▸ Problem: Repeat every record exactly, but keep images out of the copy.

Top of Available records

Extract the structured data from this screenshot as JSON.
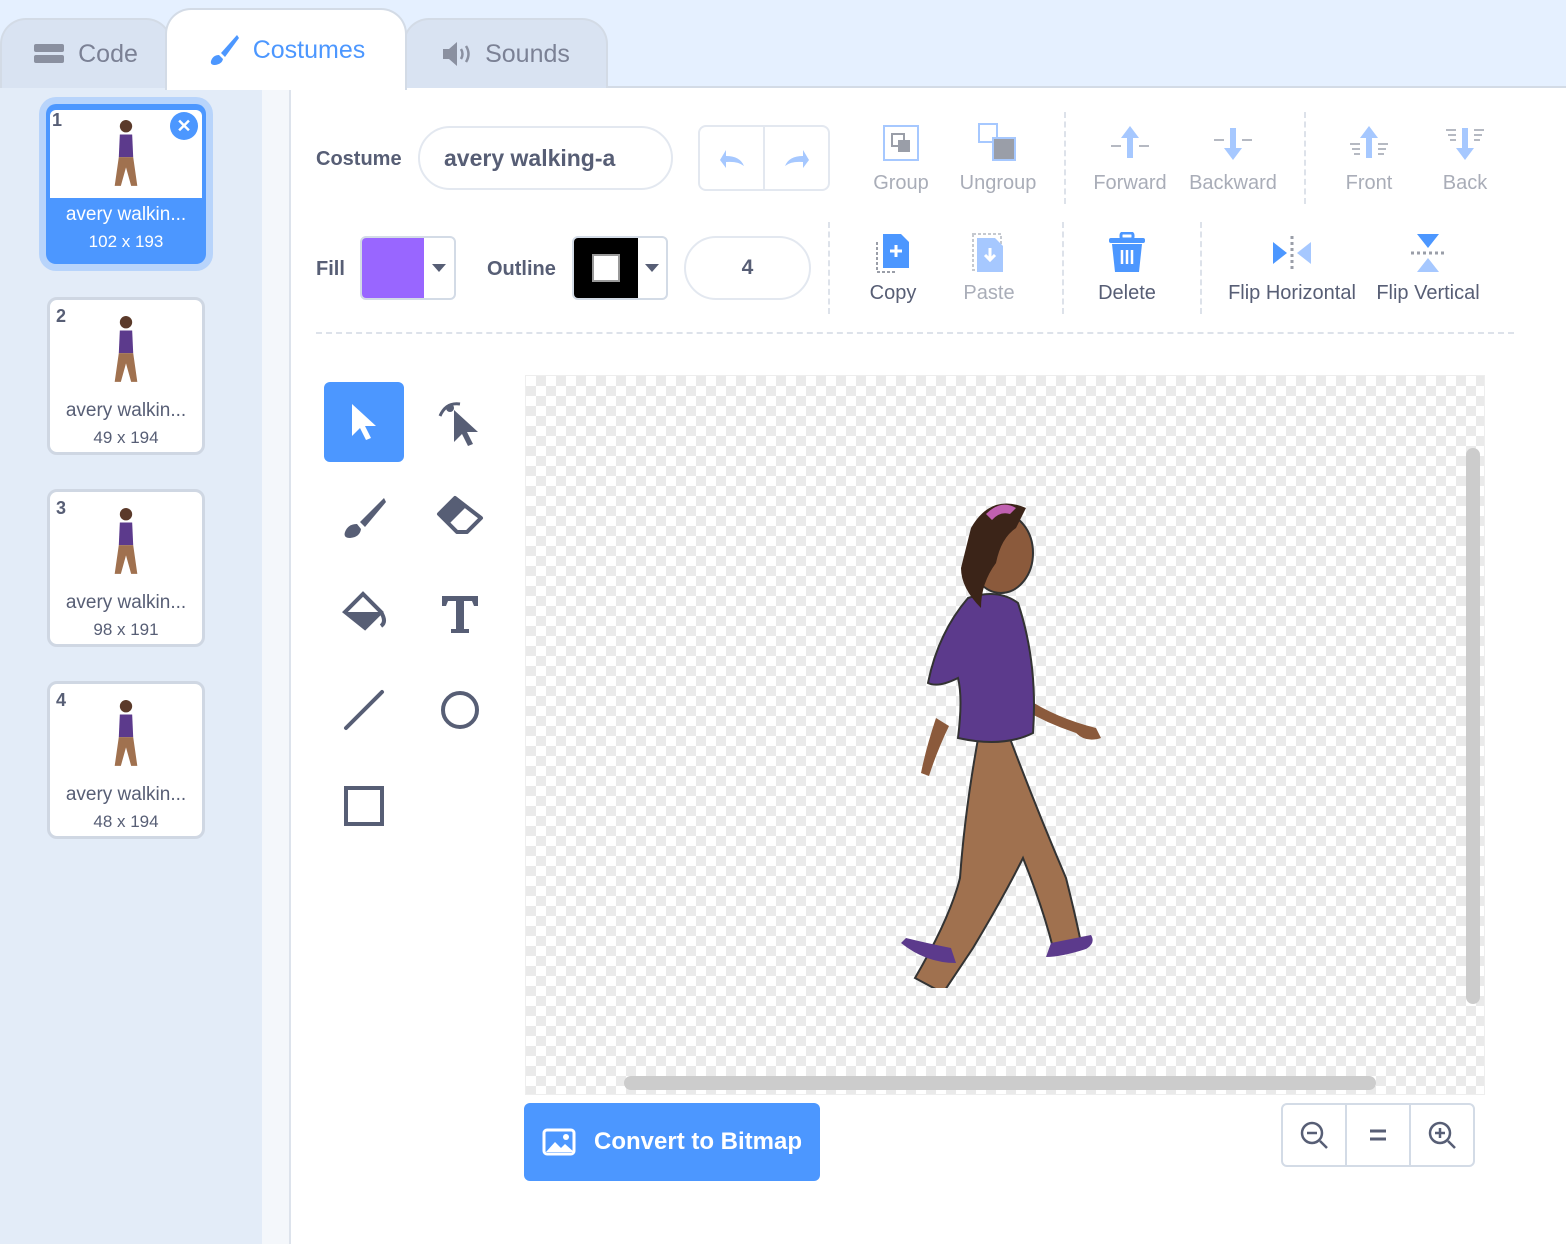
{
  "tabs": [
    {
      "label": "Code",
      "icon": "code-icon"
    },
    {
      "label": "Costumes",
      "icon": "brush-icon",
      "active": true
    },
    {
      "label": "Sounds",
      "icon": "speaker-icon"
    }
  ],
  "costumes": [
    {
      "number": "1",
      "name": "avery walkin...",
      "size": "102 x 193",
      "selected": true
    },
    {
      "number": "2",
      "name": "avery walkin...",
      "size": "49 x 194"
    },
    {
      "number": "3",
      "name": "avery walkin...",
      "size": "98 x 191"
    },
    {
      "number": "4",
      "name": "avery walkin...",
      "size": "48 x 194"
    }
  ],
  "editor": {
    "costume_label": "Costume",
    "costume_name": "avery walking-a",
    "fill_label": "Fill",
    "fill_color": "#9966ff",
    "outline_label": "Outline",
    "outline_color": "#000000",
    "outline_width": "4",
    "buttons": {
      "group": "Group",
      "ungroup": "Ungroup",
      "forward": "Forward",
      "backward": "Backward",
      "front": "Front",
      "back": "Back",
      "copy": "Copy",
      "paste": "Paste",
      "delete": "Delete",
      "flip_h": "Flip Horizontal",
      "flip_v": "Flip Vertical"
    },
    "convert_label": "Convert to Bitmap",
    "accent": "#4c97ff"
  }
}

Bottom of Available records

▸ Response to the task:
Extract the structured data from this screenshot as JSON.
{
  "tabs": [
    {
      "label": "Code",
      "icon": "code-icon"
    },
    {
      "label": "Costumes",
      "icon": "brush-icon",
      "active": true
    },
    {
      "label": "Sounds",
      "icon": "speaker-icon"
    }
  ],
  "costumes": [
    {
      "number": "1",
      "name": "avery walkin...",
      "size": "102 x 193",
      "selected": true
    },
    {
      "number": "2",
      "name": "avery walkin...",
      "size": "49 x 194"
    },
    {
      "number": "3",
      "name": "avery walkin...",
      "size": "98 x 191"
    },
    {
      "number": "4",
      "name": "avery walkin...",
      "size": "48 x 194"
    }
  ],
  "editor": {
    "costume_label": "Costume",
    "costume_name": "avery walking-a",
    "fill_label": "Fill",
    "fill_color": "#9966ff",
    "outline_label": "Outline",
    "outline_color": "#000000",
    "outline_width": "4",
    "buttons": {
      "group": "Group",
      "ungroup": "Ungroup",
      "forward": "Forward",
      "backward": "Backward",
      "front": "Front",
      "back": "Back",
      "copy": "Copy",
      "paste": "Paste",
      "delete": "Delete",
      "flip_h": "Flip Horizontal",
      "flip_v": "Flip Vertical"
    },
    "convert_label": "Convert to Bitmap",
    "accent": "#4c97ff"
  }
}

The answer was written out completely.